YOUR OBJECTIVE: Please give back each entry below unaltered, leaving the pictures out.

(Excerpts from an interface dataset)
________________
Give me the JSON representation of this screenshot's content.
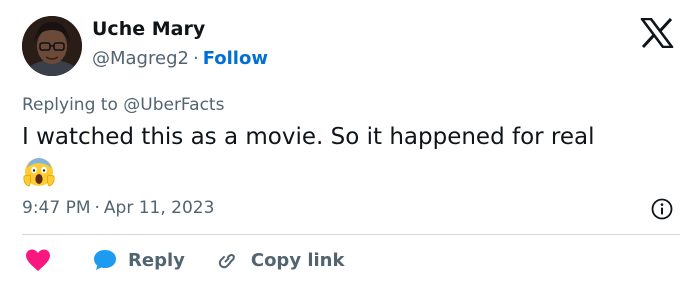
{
  "user": {
    "name": "Uche Mary",
    "handle": "@Magreg2",
    "separator": "·",
    "follow_label": "Follow"
  },
  "reply_context": {
    "prefix": "Replying to ",
    "mention": "@UberFacts"
  },
  "tweet": {
    "text": "I watched this as a movie. So it happened for real",
    "emoji": "screaming-face-emoji"
  },
  "meta": {
    "time": "9:47 PM",
    "separator": "·",
    "date": "Apr 11, 2023"
  },
  "actions": {
    "reply_label": "Reply",
    "copy_link_label": "Copy link"
  },
  "icons": {
    "brand": "x-logo-icon",
    "info": "info-icon",
    "like": "heart-icon",
    "reply": "speech-bubble-icon",
    "copy": "link-icon"
  },
  "colors": {
    "follow": "#006fd6",
    "heart": "#f91880",
    "reply_bubble": "#1d9bf0",
    "muted_text": "#536471",
    "main_text": "#0f1419"
  }
}
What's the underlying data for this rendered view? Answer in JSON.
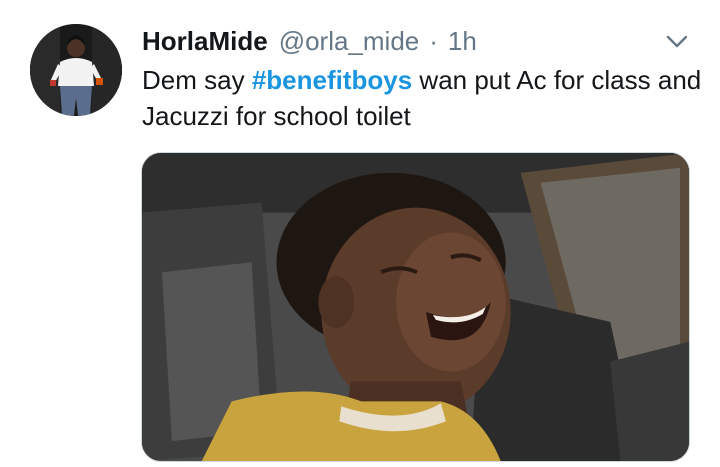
{
  "tweet": {
    "display_name": "HorlaMide",
    "handle": "@orla_mide",
    "separator": "·",
    "timestamp": "1h",
    "text_before": "Dem say ",
    "hashtag": "#benefitboys",
    "text_after": " wan put Ac for class and Jacuzzi for school toilet",
    "menu_icon": "chevron-down-icon",
    "hashtag_color": "#1b95e0",
    "media_description_icon": "video-thumbnail"
  }
}
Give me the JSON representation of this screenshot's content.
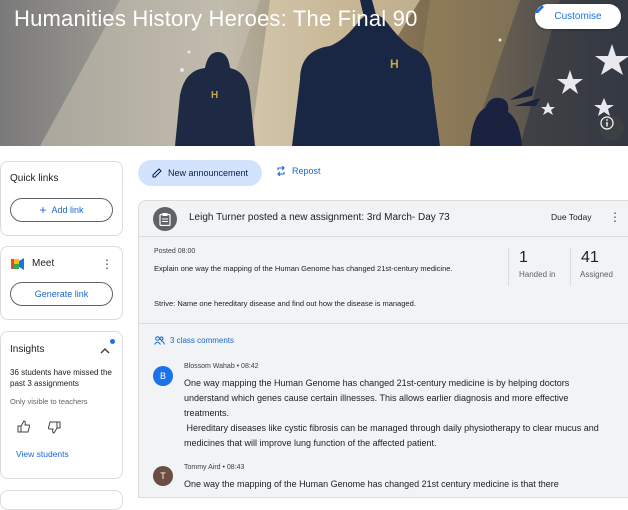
{
  "banner": {
    "title": "Humanities History Heroes: The Final 90",
    "customise_label": "Customise"
  },
  "sidebar": {
    "quick_links": {
      "title": "Quick links",
      "add_link_label": "Add link"
    },
    "meet": {
      "title": "Meet",
      "generate_link_label": "Generate link"
    },
    "insights": {
      "title": "Insights",
      "message": "36 students have missed the past 3 assignments",
      "visibility_note": "Only visible to teachers",
      "view_students_label": "View students"
    }
  },
  "actions": {
    "new_announcement_label": "New announcement",
    "repost_label": "Repost"
  },
  "post": {
    "title": "Leigh Turner posted a new assignment: 3rd March- Day 73",
    "due": "Due Today",
    "posted": "Posted 08:00",
    "instructions": "Explain one way the mapping of the Human Genome has changed 21st-century medicine.",
    "strive": "Strive: Name one hereditary disease and find out how the disease is managed.",
    "stats": [
      {
        "value": "1",
        "label": "Handed in"
      },
      {
        "value": "41",
        "label": "Assigned"
      }
    ],
    "comments_link": "3 class comments",
    "comments": [
      {
        "initial": "B",
        "meta": "Blossom Wahab • 08:42",
        "text": "One way mapping the Human Genome has changed 21st-century medicine is by helping doctors understand which genes cause certain illnesses. This allows earlier diagnosis and more effective treatments.",
        "text2": " Hereditary diseases like cystic fibrosis can be managed through daily physiotherapy to clear mucus and medicines that will improve lung function of the affected patient.",
        "color": "#1a73e8"
      },
      {
        "initial": "T",
        "meta": "Tommy Aird • 08:43",
        "text": "One way the mapping of the Human Genome has changed 21st century medicine is that there",
        "color": "#6d4c41"
      }
    ]
  },
  "colors": {
    "accent": "#1967d2",
    "button_fill": "#d3e3fd",
    "post_bg": "#f1f3f4"
  },
  "icons": [
    "pencil-icon",
    "info-icon",
    "plus-icon",
    "meet-icon",
    "more-vert-icon",
    "chevron-up-icon",
    "thumb-up-icon",
    "thumb-down-icon",
    "repost-icon",
    "assignment-icon",
    "people-icon"
  ]
}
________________
SOLUTION:
Give me the JSON representation of this screenshot's content.
{
  "user": {
    "name": "Uche Mary",
    "handle": "@Magreg2",
    "separator": "·",
    "follow_label": "Follow"
  },
  "reply_context": {
    "prefix": "Replying to ",
    "mention": "@UberFacts"
  },
  "tweet": {
    "text": "I watched this as a movie. So it happened for real",
    "emoji": "screaming-face-emoji"
  },
  "meta": {
    "time": "9:47 PM",
    "separator": "·",
    "date": "Apr 11, 2023"
  },
  "actions": {
    "reply_label": "Reply",
    "copy_link_label": "Copy link"
  },
  "icons": {
    "brand": "x-logo-icon",
    "info": "info-icon",
    "like": "heart-icon",
    "reply": "speech-bubble-icon",
    "copy": "link-icon"
  },
  "colors": {
    "follow": "#006fd6",
    "heart": "#f91880",
    "reply_bubble": "#1d9bf0",
    "muted_text": "#536471",
    "main_text": "#0f1419"
  }
}
What's the underlying data for this rendered view? Answer in JSON.
{
  "tweet": {
    "display_name": "HorlaMide",
    "handle": "@orla_mide",
    "separator": "·",
    "timestamp": "1h",
    "text_before": "Dem say ",
    "hashtag": "#benefitboys",
    "text_after": " wan put Ac for class and Jacuzzi for school toilet",
    "menu_icon": "chevron-down-icon",
    "hashtag_color": "#1b95e0",
    "media_description_icon": "video-thumbnail"
  }
}
Give me the JSON representation of this screenshot's content.
{
  "banner": {
    "title": "Humanities History Heroes: The Final 90",
    "customise_label": "Customise"
  },
  "sidebar": {
    "quick_links": {
      "title": "Quick links",
      "add_link_label": "Add link"
    },
    "meet": {
      "title": "Meet",
      "generate_link_label": "Generate link"
    },
    "insights": {
      "title": "Insights",
      "message": "36 students have missed the past 3 assignments",
      "visibility_note": "Only visible to teachers",
      "view_students_label": "View students"
    }
  },
  "actions": {
    "new_announcement_label": "New announcement",
    "repost_label": "Repost"
  },
  "post": {
    "title": "Leigh Turner posted a new assignment: 3rd March- Day 73",
    "due": "Due Today",
    "posted": "Posted 08:00",
    "instructions": "Explain one way the mapping of the Human Genome has changed 21st-century medicine.",
    "strive": "Strive: Name one hereditary disease and find out how the disease is managed.",
    "stats": [
      {
        "value": "1",
        "label": "Handed in"
      },
      {
        "value": "41",
        "label": "Assigned"
      }
    ],
    "comments_link": "3 class comments",
    "comments": [
      {
        "initial": "B",
        "meta": "Blossom Wahab • 08:42",
        "text": "One way mapping the Human Genome has changed 21st-century medicine is by helping doctors understand which genes cause certain illnesses. This allows earlier diagnosis and more effective treatments.",
        "text2": " Hereditary diseases like cystic fibrosis can be managed through daily physiotherapy to clear mucus and medicines that will improve lung function of the affected patient.",
        "color": "#1a73e8"
      },
      {
        "initial": "T",
        "meta": "Tommy Aird • 08:43",
        "text": "One way the mapping of the Human Genome has changed 21st century medicine is that there",
        "color": "#6d4c41"
      }
    ]
  },
  "colors": {
    "accent": "#1967d2",
    "button_fill": "#d3e3fd",
    "post_bg": "#f1f3f4"
  },
  "icons": [
    "pencil-icon",
    "info-icon",
    "plus-icon",
    "meet-icon",
    "more-vert-icon",
    "chevron-up-icon",
    "thumb-up-icon",
    "thumb-down-icon",
    "repost-icon",
    "assignment-icon",
    "people-icon"
  ]
}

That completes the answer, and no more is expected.